  21. Charles Cameron:

    Prof. Freedman:

    Freedman sets up Achilles and Odysseus as two poles in one the book’s key themes.  Achilles represents force and Odysseus represents guile.  

    The same polarity, I sense, is present in the myth that Joseph Campbell said was the core myth of the Americas, that of the twin heroes known in their Navajo incarnations as Monster Slayer and Child Born of Water.
    Campbell’s book of the Navajo war ceremonial which recounts that myth, Where the Two Came to Their Father, was the first volume in the Bollingen series, and most magnificent with its 18 wonderful silkscreen plates of the rite’s sandpaintings:

    It was this rite or “sing” that was used to prepare Navajo soldiers to fight in World War II.

  22. david ronfeldt:

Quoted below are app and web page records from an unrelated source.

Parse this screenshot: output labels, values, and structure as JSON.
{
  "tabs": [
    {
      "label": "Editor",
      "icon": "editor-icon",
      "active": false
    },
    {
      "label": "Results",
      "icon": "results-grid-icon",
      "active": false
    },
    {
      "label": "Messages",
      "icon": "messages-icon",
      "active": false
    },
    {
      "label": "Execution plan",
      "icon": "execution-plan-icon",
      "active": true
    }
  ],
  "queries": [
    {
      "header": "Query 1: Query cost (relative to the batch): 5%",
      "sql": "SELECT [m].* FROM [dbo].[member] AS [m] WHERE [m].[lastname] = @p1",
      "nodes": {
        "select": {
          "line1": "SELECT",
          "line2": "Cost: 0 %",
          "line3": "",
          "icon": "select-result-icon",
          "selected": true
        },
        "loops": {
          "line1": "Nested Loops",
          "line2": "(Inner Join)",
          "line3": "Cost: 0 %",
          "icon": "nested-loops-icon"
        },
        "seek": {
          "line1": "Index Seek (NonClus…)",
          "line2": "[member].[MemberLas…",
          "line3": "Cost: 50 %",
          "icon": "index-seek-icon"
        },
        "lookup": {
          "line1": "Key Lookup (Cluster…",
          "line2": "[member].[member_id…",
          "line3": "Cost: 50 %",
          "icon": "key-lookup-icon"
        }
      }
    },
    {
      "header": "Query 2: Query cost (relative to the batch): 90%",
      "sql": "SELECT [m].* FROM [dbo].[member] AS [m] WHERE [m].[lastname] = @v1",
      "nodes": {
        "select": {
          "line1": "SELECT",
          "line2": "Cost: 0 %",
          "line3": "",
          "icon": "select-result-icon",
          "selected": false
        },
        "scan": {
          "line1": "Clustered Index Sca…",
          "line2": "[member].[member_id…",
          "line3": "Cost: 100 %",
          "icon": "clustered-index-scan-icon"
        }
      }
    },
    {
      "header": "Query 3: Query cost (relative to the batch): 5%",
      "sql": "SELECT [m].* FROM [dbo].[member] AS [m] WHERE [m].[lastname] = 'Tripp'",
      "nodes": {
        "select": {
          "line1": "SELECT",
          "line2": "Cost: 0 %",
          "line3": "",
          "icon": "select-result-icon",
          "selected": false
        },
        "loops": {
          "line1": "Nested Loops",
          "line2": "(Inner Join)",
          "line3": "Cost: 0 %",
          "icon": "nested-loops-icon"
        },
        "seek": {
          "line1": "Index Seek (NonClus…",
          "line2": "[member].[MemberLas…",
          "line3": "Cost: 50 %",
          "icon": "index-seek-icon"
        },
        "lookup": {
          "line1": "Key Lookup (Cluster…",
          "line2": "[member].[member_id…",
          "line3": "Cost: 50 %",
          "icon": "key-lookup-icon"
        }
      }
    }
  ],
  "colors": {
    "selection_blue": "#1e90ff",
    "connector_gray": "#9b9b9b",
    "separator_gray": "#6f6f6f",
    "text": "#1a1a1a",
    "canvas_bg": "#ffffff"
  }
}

    in the spirit of lynn’s amusing oct 4 comment, i managed at least to browse the final chapter via amazon’s site, and i’m delighted to see that it emphasizes the roles of strategic narratives / stories /scripts.  very important in my view, consistent with work arquilla and i did about an emerging information-age approach to strategy that we called noopolitik (or noospolitik, à la the noosphere).  in essence, we said, noopolitik is about whose story wins. 
    freedman’s is the first book on strategy writ large that i have seen conclude in a similar vein.  it offers new insights, esp. about what he identifies as system 1 and system 2 modes of working on strategy.  which might appeal especially to you, charles.

  23. Charles Cameron:

    Thanks, David.
    The section on Systems 1 & 2 does indeed appeal to me, and will make a very helpful reference in a presentation that’s been sitting in front of me for weeks, needing to be written but constantly postponed!

  24. J. Scott Shipman:

    Spent about an hour this afternoon with Freedman’s book and I suspect most of our readership will find the work of great benefit—actually had a hard time putting it down.

  25. Dan OConnor:

    Scott et al;

    I concure with your assessment of Oct 8th.  It is interesting and a fresh perspective that one should endeavor to get through.  While it is a dense material, it is a perspective both on the history of and the overused aphorism of “strategy”.  One could speculate that capturing the essence of strategy as being flexibility, an idea, or direction.  

    I am almost through it and have found the perspective Dr. Freedman has presented as thought provoking and interesting reading.  It has a message worth pursuing and at least exploring in terms of future operations, economics, brute force, and guile.